WHAT TO WORK ON: Report back each line of the records that contains the string "lasted".

(Beginning of RAW DATA)

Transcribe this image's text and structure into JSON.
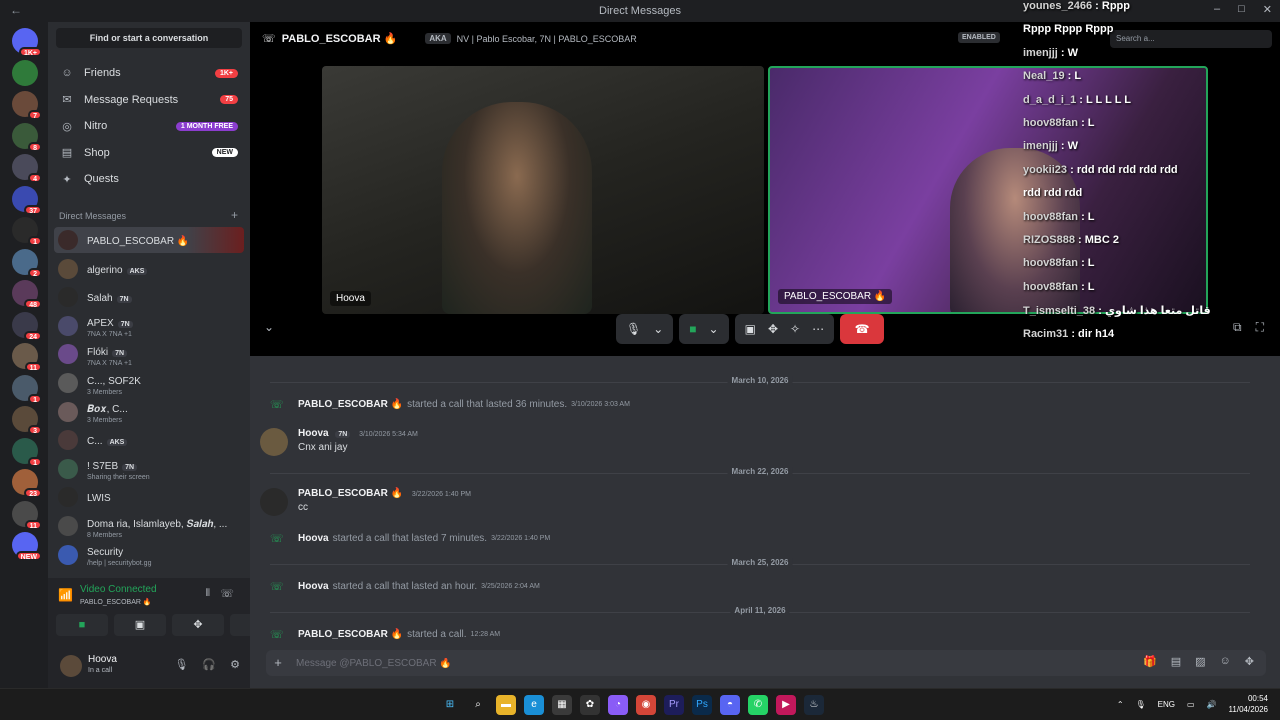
{
  "window": {
    "title": "Direct Messages",
    "back_icon": "←",
    "controls": [
      "–",
      "□",
      "✕"
    ]
  },
  "guilds": [
    {
      "badge": "1K+"
    },
    {
      "badge": ""
    },
    {
      "badge": "7"
    },
    {
      "badge": "8"
    },
    {
      "badge": "4"
    },
    {
      "badge": "37"
    },
    {
      "badge": "1"
    },
    {
      "badge": "2"
    },
    {
      "badge": "48"
    },
    {
      "badge": "24"
    },
    {
      "badge": "11"
    },
    {
      "badge": "1"
    },
    {
      "badge": "3"
    },
    {
      "badge": "1"
    },
    {
      "badge": "23"
    },
    {
      "badge": "11"
    },
    {
      "badge": "NEW"
    }
  ],
  "sidebar": {
    "find": "Find or start a conversation",
    "nav": [
      {
        "icon": "☺",
        "label": "Friends",
        "pill": "1K+",
        "pill_style": "red"
      },
      {
        "icon": "✉",
        "label": "Message Requests",
        "pill": "75",
        "pill_style": "red"
      },
      {
        "icon": "◎",
        "label": "Nitro",
        "pill": "1 MONTH FREE",
        "pill_style": "purple"
      },
      {
        "icon": "▤",
        "label": "Shop",
        "pill": "NEW",
        "pill_style": "white"
      },
      {
        "icon": "✦",
        "label": "Quests",
        "pill": "",
        "pill_style": "none"
      }
    ],
    "dm_header": "Direct Messages",
    "dms": [
      {
        "name": "PABLO_ESCOBAR 🔥",
        "tag": "",
        "sub": "",
        "active": true
      },
      {
        "name": "algerino",
        "tag": "AKS",
        "sub": ""
      },
      {
        "name": "Salah",
        "tag": "7N",
        "sub": ""
      },
      {
        "name": "APEX",
        "tag": "7N",
        "sub": "7NA X 7NA +1"
      },
      {
        "name": "Flóki",
        "tag": "7N",
        "sub": "7NA X 7NA +1"
      },
      {
        "name": "C..., SOF2K",
        "tag": "",
        "sub": "3 Members"
      },
      {
        "name": "𝑩𝒐𝒙, C...",
        "tag": "",
        "sub": "3 Members"
      },
      {
        "name": "C...",
        "tag": "AKS",
        "sub": ""
      },
      {
        "name": "! S7EB",
        "tag": "7N",
        "sub": "Sharing their screen"
      },
      {
        "name": "LWIS",
        "tag": "",
        "sub": ""
      },
      {
        "name": "Doma ria, Islamlayeb, 𝑺𝒂𝒍𝒂𝒉, ...",
        "tag": "",
        "sub": "8 Members"
      },
      {
        "name": "Security",
        "tag": "",
        "sub": "/help | securitybot.gg"
      }
    ]
  },
  "voice": {
    "status": "Video Connected",
    "channel": "PABLO_ESCOBAR 🔥"
  },
  "user": {
    "name": "Hoova",
    "status": "In a call"
  },
  "call": {
    "peer_name": "PABLO_ESCOBAR 🔥",
    "aka_label": "AKA",
    "aka_text": "NV | Pablo Escobar, 7N | PABLO_ESCOBAR",
    "enabled_label": "ENABLED",
    "search_placeholder": "Search a...",
    "tile1_label": "Hoova",
    "tile2_label": "PABLO_ESCOBAR 🔥"
  },
  "chat": {
    "dividers": [
      "March 10, 2026",
      "March 22, 2026",
      "March 25, 2026",
      "April 11, 2026"
    ],
    "sys1": {
      "who": "PABLO_ESCOBAR 🔥",
      "what": "started a call that lasted 36 minutes.",
      "when": "3/10/2026 3:03 AM"
    },
    "msg1": {
      "who": "Hoova",
      "tag": "7N",
      "when": "3/10/2026 5:34 AM",
      "body": "Cnx ani jay"
    },
    "msg2": {
      "who": "PABLO_ESCOBAR 🔥",
      "when": "3/22/2026 1:40 PM",
      "body": "cc"
    },
    "sys2": {
      "who": "Hoova",
      "what": "started a call that lasted 7 minutes.",
      "when": "3/22/2026 1:40 PM"
    },
    "sys3": {
      "who": "Hoova",
      "what": "started a call that lasted an hour.",
      "when": "3/25/2026 2:04 AM"
    },
    "sys4": {
      "who": "PABLO_ESCOBAR 🔥",
      "what": "started a call.",
      "when": "12:28 AM"
    },
    "composer_placeholder": "Message @PABLO_ESCOBAR 🔥"
  },
  "overlay_chat": [
    {
      "user": "younes_2466",
      "text": "Rppp"
    },
    {
      "user": "",
      "text": "Rppp     Rppp     Rppp"
    },
    {
      "user": "imenjjj",
      "text": "W"
    },
    {
      "user": "Neal_19",
      "text": "L"
    },
    {
      "user": "d_a_d_i_1",
      "text": "L  L  L  L  L"
    },
    {
      "user": "hoov88fan",
      "text": "L"
    },
    {
      "user": "imenjjj",
      "text": "W"
    },
    {
      "user": "yookii23",
      "text": "rdd  rdd  rdd  rdd  rdd"
    },
    {
      "user": "",
      "text": "rdd  rdd  rdd"
    },
    {
      "user": "hoov88fan",
      "text": "L"
    },
    {
      "user": "RIZOS888",
      "text": "MBC 2"
    },
    {
      "user": "hoov88fan",
      "text": "L"
    },
    {
      "user": "hoov88fan",
      "text": "L"
    },
    {
      "user": "T_ismselti_38",
      "text": "قاتل متعا هذا شاوي"
    },
    {
      "user": "Racim31",
      "text": "dir h14"
    }
  ],
  "taskbar": {
    "lang": "ENG",
    "time": "00:54",
    "date": "11/04/2026"
  }
}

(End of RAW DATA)

FINAL ANSWER:
      "what": "started a call that lasted 36 minutes.",
      "what": "started a call that lasted 7 minutes.",
      "what": "started a call that lasted an hour.",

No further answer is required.